I found her writing about the swimming and the wildlife the most incisive and illuminating so would have loved more. It connected more with me as  a reader, even though the passages about the history of Orkney and folklore were interesting but it just felt like they overshadowed her own personal battles at time.  It talks about the mental and physical benefits of swimming and delves into the psychology of her compulsion to go swimming when times are tough, even when it may be putting herself in danger.  

The language she uses was beautiful and it is one of those books that you totally immerse yourself in and I found myself looking at online pictures of Orkney to really get more of out this book – it really seems as beautiful as she describes it! 


#BookReview SNOWBLIND by RAGNAR JONASSON #20BooksOfSummer20


Siglufjörður: an idyllically quiet fishing village in Northern Iceland, where no one locks their doors – accessible only via a small mountain tunnel. Ari Thór Arason: a rookie policeman on his first posting, far from his girlfriend in Reykjavik – with a past that he’s unable to leave behind. When a young woman is found lying half-naked in the snow, bleeding and unconscious, and a highly esteemed, elderly writer falls to his death in the local theatre, Ari is dragged straight into the heart of a community where he can trust no one, and secrets and lies are a way of life. An avalanche and unremitting snowstorms close the mountain pass, and the 24-hour darkness threatens to push Ari over the edge, as curtains begin to twitch, and his investigation becomes increasingly complex, chilling and personal. Past plays tag with the present and the claustrophobic tension mounts, while Ari is thrust ever deeper into his own darkness – blinded by snow, and with a killer on the loose.

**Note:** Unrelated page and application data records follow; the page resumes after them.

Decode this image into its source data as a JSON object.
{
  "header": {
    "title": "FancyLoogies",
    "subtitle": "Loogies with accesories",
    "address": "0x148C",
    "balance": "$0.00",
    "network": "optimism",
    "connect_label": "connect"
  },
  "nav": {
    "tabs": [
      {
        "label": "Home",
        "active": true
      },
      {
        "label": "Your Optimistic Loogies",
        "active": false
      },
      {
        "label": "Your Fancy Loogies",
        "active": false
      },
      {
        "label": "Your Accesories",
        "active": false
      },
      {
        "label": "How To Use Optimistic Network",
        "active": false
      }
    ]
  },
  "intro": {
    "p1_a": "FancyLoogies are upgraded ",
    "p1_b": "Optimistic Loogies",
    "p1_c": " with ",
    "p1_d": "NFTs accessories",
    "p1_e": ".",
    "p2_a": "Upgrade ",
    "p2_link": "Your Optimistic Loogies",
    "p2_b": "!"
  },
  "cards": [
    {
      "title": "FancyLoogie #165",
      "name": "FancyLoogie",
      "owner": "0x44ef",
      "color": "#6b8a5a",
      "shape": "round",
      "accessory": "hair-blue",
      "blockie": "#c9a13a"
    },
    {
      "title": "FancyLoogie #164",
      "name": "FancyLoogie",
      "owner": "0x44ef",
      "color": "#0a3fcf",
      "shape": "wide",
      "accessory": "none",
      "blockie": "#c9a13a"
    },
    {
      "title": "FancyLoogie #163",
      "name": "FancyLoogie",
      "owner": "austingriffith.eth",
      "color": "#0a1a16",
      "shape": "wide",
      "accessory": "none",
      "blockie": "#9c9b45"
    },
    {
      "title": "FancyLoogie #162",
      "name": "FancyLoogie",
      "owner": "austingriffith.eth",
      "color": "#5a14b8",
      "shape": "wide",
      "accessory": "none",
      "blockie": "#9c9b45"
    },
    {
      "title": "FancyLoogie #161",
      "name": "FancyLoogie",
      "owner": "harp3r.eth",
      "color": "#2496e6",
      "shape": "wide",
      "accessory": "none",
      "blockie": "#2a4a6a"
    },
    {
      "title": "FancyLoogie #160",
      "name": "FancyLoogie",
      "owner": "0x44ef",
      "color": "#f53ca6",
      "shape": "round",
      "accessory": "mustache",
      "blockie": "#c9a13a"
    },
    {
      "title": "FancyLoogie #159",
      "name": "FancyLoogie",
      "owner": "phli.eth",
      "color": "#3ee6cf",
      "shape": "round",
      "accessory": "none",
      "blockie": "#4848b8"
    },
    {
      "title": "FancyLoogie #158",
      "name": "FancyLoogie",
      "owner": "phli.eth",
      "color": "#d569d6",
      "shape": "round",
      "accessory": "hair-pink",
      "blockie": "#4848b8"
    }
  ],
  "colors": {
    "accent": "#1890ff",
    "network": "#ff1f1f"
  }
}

Book 11 of my 20 Books of Summer 2020.

I find myself reading this series out of order, and it doesn’t diminish my enjoyment one bit!! It is one of those series that I find myself drawn to at odd times, and I find the darkness and twists and turns so compelling each time I start a new adventure!

The story flits between the past and present so we get little glimpses from the victim and their perspective of ‘that night’, alongside the aftermath where Ari is set to work on trying to solve a crime with no witnesses in a community that are very close and reluctant to share anything with this newcomer.

Ari has moved to the area alone, leaving his girlfriend behind and wondering if he has made the right decision. He seems to live permanently in a state of not believing in himself and never seeing things through. But there’s something about this case that irks him and he seems more reluctant to persue the crime than others around him. Maybe as a newcomer he doesn’t have that link with the locals so he can see them all a little clearer than those who have lived there a long time, and he starts to notice oddities in this case.

It’s not only the setting that is chilling, but the way the story is written. Ari is a complex character who doesn’t really let you connect with him personally, but the way he works is meticulous and compelling!